From the beginning, Montero's keen reporter's eye zooms in on the suggestion that the killer may have a deep-set grudge against men. Maybe it's the way the femme fatale smears lipstick on the bullets, then shoots the men in their reproductive organs.
From that point onward, "Garden of Evil" grinds on like your everyday B-minus crime novel, fulfilling the standard plot arc already drawn out in uncounted specimens of the species. It's the kind of book that makes readers keep turning pages, eager to find some real surprise or even satisfaction, until their confidence dissolves to groans.

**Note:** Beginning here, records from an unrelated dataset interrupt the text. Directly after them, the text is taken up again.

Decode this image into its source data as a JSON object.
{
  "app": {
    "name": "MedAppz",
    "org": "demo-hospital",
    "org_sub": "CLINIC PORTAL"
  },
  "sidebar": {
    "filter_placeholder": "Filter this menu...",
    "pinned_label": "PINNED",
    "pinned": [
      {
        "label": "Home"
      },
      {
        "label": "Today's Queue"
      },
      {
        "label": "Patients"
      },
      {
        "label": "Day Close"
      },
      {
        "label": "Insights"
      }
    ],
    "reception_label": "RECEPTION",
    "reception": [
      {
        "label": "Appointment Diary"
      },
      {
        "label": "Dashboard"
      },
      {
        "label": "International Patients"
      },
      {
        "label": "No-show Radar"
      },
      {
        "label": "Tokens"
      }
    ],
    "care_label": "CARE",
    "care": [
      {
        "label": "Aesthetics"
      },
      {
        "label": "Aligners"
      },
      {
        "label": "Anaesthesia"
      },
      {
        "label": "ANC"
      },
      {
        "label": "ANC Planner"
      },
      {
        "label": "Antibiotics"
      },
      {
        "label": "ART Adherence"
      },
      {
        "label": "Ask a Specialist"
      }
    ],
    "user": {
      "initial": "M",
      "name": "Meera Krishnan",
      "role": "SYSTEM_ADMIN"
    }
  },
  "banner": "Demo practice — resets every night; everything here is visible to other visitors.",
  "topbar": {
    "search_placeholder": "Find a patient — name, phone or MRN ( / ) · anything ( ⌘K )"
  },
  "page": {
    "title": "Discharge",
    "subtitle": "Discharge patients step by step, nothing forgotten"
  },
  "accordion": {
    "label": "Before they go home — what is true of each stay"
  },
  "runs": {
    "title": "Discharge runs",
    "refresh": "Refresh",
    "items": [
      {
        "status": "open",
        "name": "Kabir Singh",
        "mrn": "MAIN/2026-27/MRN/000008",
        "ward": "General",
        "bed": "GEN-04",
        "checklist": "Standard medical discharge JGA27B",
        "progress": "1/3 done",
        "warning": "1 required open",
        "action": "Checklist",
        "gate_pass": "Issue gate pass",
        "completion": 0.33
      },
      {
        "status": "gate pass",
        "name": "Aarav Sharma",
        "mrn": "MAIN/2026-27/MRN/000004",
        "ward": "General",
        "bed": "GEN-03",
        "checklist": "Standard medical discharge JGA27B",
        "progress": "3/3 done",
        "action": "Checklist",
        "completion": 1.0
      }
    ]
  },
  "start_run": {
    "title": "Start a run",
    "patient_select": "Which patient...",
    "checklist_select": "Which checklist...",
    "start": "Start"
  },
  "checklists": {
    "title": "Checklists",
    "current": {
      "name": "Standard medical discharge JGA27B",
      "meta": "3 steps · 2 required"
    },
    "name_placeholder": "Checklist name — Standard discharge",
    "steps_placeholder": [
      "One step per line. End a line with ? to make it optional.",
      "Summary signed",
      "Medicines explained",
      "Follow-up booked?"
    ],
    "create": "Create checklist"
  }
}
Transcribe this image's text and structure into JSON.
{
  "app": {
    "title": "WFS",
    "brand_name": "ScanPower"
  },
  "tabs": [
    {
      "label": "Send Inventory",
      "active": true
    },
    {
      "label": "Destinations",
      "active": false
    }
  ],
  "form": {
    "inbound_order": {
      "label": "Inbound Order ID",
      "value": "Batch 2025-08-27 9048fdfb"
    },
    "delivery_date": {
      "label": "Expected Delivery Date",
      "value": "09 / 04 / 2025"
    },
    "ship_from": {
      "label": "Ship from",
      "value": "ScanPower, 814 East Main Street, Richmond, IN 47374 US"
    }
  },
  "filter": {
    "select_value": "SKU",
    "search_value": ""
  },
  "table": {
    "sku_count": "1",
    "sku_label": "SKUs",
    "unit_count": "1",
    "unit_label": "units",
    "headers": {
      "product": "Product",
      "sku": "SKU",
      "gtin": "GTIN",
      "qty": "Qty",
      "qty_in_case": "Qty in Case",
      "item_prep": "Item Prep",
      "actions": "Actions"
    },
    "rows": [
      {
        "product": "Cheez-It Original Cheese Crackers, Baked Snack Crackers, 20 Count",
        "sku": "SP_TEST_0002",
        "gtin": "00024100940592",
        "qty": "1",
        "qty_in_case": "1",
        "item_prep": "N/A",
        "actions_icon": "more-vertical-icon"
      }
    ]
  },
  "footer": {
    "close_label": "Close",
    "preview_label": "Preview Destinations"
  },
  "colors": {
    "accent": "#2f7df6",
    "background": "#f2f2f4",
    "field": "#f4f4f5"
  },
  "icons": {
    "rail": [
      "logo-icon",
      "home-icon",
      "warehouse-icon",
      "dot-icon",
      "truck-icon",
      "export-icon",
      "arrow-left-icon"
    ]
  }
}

So guess what, the female serial killer makes her way to Miami and happens to kill the city's most controversial politician, a crooked city councilman. Then Montero's police sources let her into the scene of the crime before the ambulance is there, much less the homicide detectives. That way, she can have a good look around and write it up for the morning's paper.
Which leads the serial killer to call Montero so they can chat about current events and the finer points of journalistic ethics.
Now, plenty of novels rely on leaps of faith, especially the weaker strains of the crime thriller genre. What is unforgiveable, in Buchanan's case, is relying on a grossly unrealistic depiction of a police reporter's job to drive her story. As Buchanan knows better than practically anyone, a police reporter does not have to lie about her job to make for an interesting tale.
Yet, for the book's biggest dramatic moment, such as it is, reporter Montero arranges a personal interview with the killer, with full police cooperation. Right.
What happens next has all the surprise value of the 867,965th midnight showing of "Rocky Horror Picture Show."
Reporter kidnapped by killer, who effortlessly sheds police pursuit. Killer explains abused childhood and resultant appetite for male genital mutilation, in florid white-trash dialect. Reporter gets to witness several shocking, shocking! acts of violence.
Does the reporter survive to write it all up for the newspaper? With this book, you don't have to fret over giving away the ending.